— Work task —
Reproduce all the data verbatim.

------------------------------------------------

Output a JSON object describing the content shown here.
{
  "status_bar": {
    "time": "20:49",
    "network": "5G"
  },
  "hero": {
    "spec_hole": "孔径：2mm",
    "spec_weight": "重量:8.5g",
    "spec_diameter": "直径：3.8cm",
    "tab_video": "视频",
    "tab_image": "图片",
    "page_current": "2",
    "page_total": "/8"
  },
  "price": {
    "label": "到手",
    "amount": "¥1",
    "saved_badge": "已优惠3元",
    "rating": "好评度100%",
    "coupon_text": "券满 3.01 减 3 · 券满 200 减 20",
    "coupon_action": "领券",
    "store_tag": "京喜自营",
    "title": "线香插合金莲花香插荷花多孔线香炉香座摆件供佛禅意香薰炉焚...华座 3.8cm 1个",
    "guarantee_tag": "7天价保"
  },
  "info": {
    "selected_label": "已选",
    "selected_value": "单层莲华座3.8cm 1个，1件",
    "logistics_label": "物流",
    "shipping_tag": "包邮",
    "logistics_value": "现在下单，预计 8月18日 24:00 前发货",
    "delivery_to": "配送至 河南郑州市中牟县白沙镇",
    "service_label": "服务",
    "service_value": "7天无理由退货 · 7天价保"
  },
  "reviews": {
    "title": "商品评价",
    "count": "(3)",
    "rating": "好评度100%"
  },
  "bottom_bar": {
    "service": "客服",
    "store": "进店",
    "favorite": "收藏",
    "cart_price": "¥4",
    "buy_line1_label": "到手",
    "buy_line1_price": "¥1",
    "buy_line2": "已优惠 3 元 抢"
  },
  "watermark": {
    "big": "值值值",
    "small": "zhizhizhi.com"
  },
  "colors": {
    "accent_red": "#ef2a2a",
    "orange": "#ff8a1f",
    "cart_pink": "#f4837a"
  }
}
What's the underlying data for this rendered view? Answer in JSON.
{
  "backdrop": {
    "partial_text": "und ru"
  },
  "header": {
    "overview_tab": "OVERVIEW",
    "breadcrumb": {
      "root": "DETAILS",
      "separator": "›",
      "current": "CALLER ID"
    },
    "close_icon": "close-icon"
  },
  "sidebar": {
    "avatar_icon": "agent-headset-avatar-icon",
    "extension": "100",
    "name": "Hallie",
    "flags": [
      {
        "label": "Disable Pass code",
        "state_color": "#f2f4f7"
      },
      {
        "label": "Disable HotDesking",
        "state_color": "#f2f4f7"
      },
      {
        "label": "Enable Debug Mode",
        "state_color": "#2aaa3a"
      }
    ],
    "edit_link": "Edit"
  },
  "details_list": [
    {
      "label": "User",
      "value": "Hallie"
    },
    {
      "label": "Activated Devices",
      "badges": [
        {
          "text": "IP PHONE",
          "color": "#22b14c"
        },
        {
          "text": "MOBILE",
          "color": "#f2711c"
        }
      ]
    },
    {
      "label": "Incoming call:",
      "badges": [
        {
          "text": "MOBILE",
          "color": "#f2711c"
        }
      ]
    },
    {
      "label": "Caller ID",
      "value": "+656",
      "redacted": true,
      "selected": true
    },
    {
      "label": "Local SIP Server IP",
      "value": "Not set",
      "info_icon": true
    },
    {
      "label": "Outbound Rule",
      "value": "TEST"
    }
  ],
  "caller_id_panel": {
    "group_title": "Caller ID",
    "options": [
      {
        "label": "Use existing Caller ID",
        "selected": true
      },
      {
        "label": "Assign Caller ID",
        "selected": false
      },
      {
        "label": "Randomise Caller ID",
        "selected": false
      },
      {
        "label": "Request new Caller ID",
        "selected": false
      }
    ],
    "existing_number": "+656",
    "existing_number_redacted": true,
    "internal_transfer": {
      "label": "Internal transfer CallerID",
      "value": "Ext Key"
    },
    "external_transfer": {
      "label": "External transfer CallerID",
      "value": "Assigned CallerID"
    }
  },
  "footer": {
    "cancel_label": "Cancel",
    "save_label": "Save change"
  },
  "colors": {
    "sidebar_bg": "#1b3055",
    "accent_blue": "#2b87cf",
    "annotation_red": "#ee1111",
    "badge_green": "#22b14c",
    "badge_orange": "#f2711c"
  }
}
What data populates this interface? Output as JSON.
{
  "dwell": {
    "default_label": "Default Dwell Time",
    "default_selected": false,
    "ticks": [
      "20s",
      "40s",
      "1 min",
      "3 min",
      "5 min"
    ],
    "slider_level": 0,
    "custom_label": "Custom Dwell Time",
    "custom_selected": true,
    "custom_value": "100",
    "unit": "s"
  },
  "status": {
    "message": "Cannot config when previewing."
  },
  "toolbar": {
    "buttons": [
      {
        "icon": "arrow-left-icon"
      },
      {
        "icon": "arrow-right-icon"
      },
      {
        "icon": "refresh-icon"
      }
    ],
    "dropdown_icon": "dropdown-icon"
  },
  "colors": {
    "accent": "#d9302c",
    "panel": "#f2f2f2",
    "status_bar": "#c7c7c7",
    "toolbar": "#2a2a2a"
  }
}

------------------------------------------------

— Result —
Output a JSON object describing the content shown here.
{
  "status_bar": {
    "time": "20:49",
    "network": "5G"
  },
  "hero": {
    "spec_hole": "孔径：2mm",
    "spec_weight": "重量:8.5g",
    "spec_diameter": "直径：3.8cm",
    "tab_video": "视频",
    "tab_image": "图片",
    "page_current": "2",
    "page_total": "/8"
  },
  "price": {
    "label": "到手",
    "amount": "¥1",
    "saved_badge": "已优惠3元",
    "rating": "好评度100%",
    "coupon_text": "券满 3.01 减 3 · 券满 200 减 20",
    "coupon_action": "领券",
    "store_tag": "京喜自营",
    "title": "线香插合金莲花香插荷花多孔线香炉香座摆件供佛禅意香薰炉焚...华座 3.8cm 1个",
    "guarantee_tag": "7天价保"
  },
  "info": {
    "selected_label": "已选",
    "selected_value": "单层莲华座3.8cm 1个，1件",
    "logistics_label": "物流",
    "shipping_tag": "包邮",
    "logistics_value": "现在下单，预计 8月18日 24:00 前发货",
    "delivery_to": "配送至 河南郑州市中牟县白沙镇",
    "service_label": "服务",
    "service_value": "7天无理由退货 · 7天价保"
  },
  "reviews": {
    "title": "商品评价",
    "count": "(3)",
    "rating": "好评度100%"
  },
  "bottom_bar": {
    "service": "客服",
    "store": "进店",
    "favorite": "收藏",
    "cart_price": "¥4",
    "buy_line1_label": "到手",
    "buy_line1_price": "¥1",
    "buy_line2": "已优惠 3 元 抢"
  },
  "watermark": {
    "big": "值值值",
    "small": "zhizhizhi.com"
  },
  "colors": {
    "accent_red": "#ef2a2a",
    "orange": "#ff8a1f",
    "cart_pink": "#f4837a"
  }
}
What's the underlying data for this rendered view? Answer in JSON.
{
  "backdrop": {
    "partial_text": "und ru"
  },
  "header": {
    "overview_tab": "OVERVIEW",
    "breadcrumb": {
      "root": "DETAILS",
      "separator": "›",
      "current": "CALLER ID"
    },
    "close_icon": "close-icon"
  },
  "sidebar": {
    "avatar_icon": "agent-headset-avatar-icon",
    "extension": "100",
    "name": "Hallie",
    "flags": [
      {
        "label": "Disable Pass code",
        "state_color": "#f2f4f7"
      },
      {
        "label": "Disable HotDesking",
        "state_color": "#f2f4f7"
      },
      {
        "label": "Enable Debug Mode",
        "state_color": "#2aaa3a"
      }
    ],
    "edit_link": "Edit"
  },
  "details_list": [
    {
      "label": "User",
      "value": "Hallie"
    },
    {
      "label": "Activated Devices",
      "badges": [
        {
          "text": "IP PHONE",
          "color": "#22b14c"
        },
        {
          "text": "MOBILE",
          "color": "#f2711c"
        }
      ]
    },
    {
      "label": "Incoming call:",
      "badges": [
        {
          "text": "MOBILE",
          "color": "#f2711c"
        }
      ]
    },
    {
      "label": "Caller ID",
      "value": "+656",
      "redacted": true,
      "selected": true
    },
    {
      "label": "Local SIP Server IP",
      "value": "Not set",
      "info_icon": true
    },
    {
      "label": "Outbound Rule",
      "value": "TEST"
    }
  ],
  "caller_id_panel": {
    "group_title": "Caller ID",
    "options": [
      {
        "label": "Use existing Caller ID",
        "selected": true
      },
      {
        "label": "Assign Caller ID",
        "selected": false
      },
      {
        "label": "Randomise Caller ID",
        "selected": false
      },
      {
        "label": "Request new Caller ID",
        "selected": false
      }
    ],
    "existing_number": "+656",
    "existing_number_redacted": true,
    "internal_transfer": {
      "label": "Internal transfer CallerID",
      "value": "Ext Key"
    },
    "external_transfer": {
      "label": "External transfer CallerID",
      "value": "Assigned CallerID"
    }
  },
  "footer": {
    "cancel_label": "Cancel",
    "save_label": "Save change"
  },
  "colors": {
    "sidebar_bg": "#1b3055",
    "accent_blue": "#2b87cf",
    "annotation_red": "#ee1111",
    "badge_green": "#22b14c",
    "badge_orange": "#f2711c"
  }
}
What data populates this interface? Output as JSON.
{
  "dwell": {
    "default_label": "Default Dwell Time",
    "default_selected": false,
    "ticks": [
      "20s",
      "40s",
      "1 min",
      "3 min",
      "5 min"
    ],
    "slider_level": 0,
    "custom_label": "Custom Dwell Time",
    "custom_selected": true,
    "custom_value": "100",
    "unit": "s"
  },
  "status": {
    "message": "Cannot config when previewing."
  },
  "toolbar": {
    "buttons": [
      {
        "icon": "arrow-left-icon"
      },
      {
        "icon": "arrow-right-icon"
      },
      {
        "icon": "refresh-icon"
      }
    ],
    "dropdown_icon": "dropdown-icon"
  },
  "colors": {
    "accent": "#d9302c",
    "panel": "#f2f2f2",
    "status_bar": "#c7c7c7",
    "toolbar": "#2a2a2a"
  }
}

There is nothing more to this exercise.